I had assigned the Norton edition, which includes some but not all of Cruikshank’s illustrations. To make up for this, I printed out the images I assigned to each group and distributed them in class. During their “performance,” I projected the image onto the screen in class, so that the “audience” could see the illustration next to the realization, and compare.

The Writings of Charles Dickens v4 p370 (engraving)We did this in class, as essentially a discussion activity. It takes enough time that a full class session could be devoted to it (our class meets just once a week, so this took up only a portion of our time). The paper assignment that followed asked students to write about a specific scene from Oliver Twist and an adaptation of that scene. Some students chose a Cruikshank illustration, and incorporated their conclusions from this exercise into their paper. Depending on your goals for the course, you might require students to do this, or use the activity simply to spark discussion.

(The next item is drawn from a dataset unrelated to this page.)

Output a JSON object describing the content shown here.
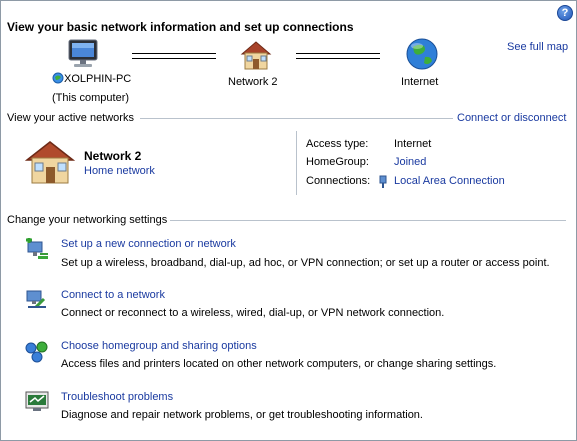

I designed this exercise for Dickens, but it could certainly be used with other authors. It makes the most sense for illustrated novels, but needn’t be limited to them. When teaching classical texts, one might choose famous paintings. Historical texts might realize photographs. And for any book, students could consider book covers or movie posters that refer to particular scenes. Depending on your class, you might even take this further: a colleague suggested mixing media by having students take a picture of their realization, and even aging it with an Instagram filter.

Payoffs

As Meisel puts it, “The reading experience assumed in most of the serial fiction produced in the middle decades of the century was discontinuous … To read was to experience both picture and text” (53). The realizations exercise helps students recreate this experience, giving them a better understanding not only of Victorian theatrical convention but also the oft-ignored illustrations. It forces them to think about the act of transferring their attention from word to image.

The Writings of Charles Dickens v4 p114 (engraving)Embodying the text also helps students consider movement and stasis, physical relationships between characters, and details in the text they might not otherwise notice. In the picture to the right, for example, Nancy and Sikes kidnap Oliver as he tries to return Mr. Brownlow’s books. Sikes is grabbing the books from Oliver’s hands, and the illustration emphasizes the crowd of people at the scene: performing it requires giving the women in that crowd a voice, highlighting the public nature of the scene that might get overshadowed by a focus on just Sikes, Nancy, and Oliver.

As the semester progressed we continued our discussion of which scenes are illustrated, and the fact that an illustrated scene is more likely to appear in later adaptations. After this exercise, students were more willing to go back and forth between the text and the image, and prepared for texts like Alice in Wonderland, which explicitly tells the reader, “look at the picture.”

Have you had students perform scenes in this manner? How do you encourage them to go back and forth between text and illustration? Do you have other ways to re-create for students a historically distant reading practice? Tell me about it!

Works Cited

Forster, John. The Life of Charles Dickens. London: J.M. Dent and Sons, 1980. 2 volumes.

Glavin, John. After Dickens: Reading, Adaptation, and Performance. Cambridge: Cambridge University Press, 1999.

Lund, Michael and Leigha McReynolds. “The Class as Periodical: A Contemporary ‘Humanities Lab.'” Pedagogy 9.2 (2009): 289-313.

Meisel, Martin. Realizations: Narrative, Pictorial, and Theatrical Arts in Nineteenth-Century England. Princeton University Press, 1983.

Williams, Carolyn. “Melodrama.”  The Cambridge History of Victorian Literature. Kate Flint, ed. Cambridge: Cambridge University Press, 2012. 193-219.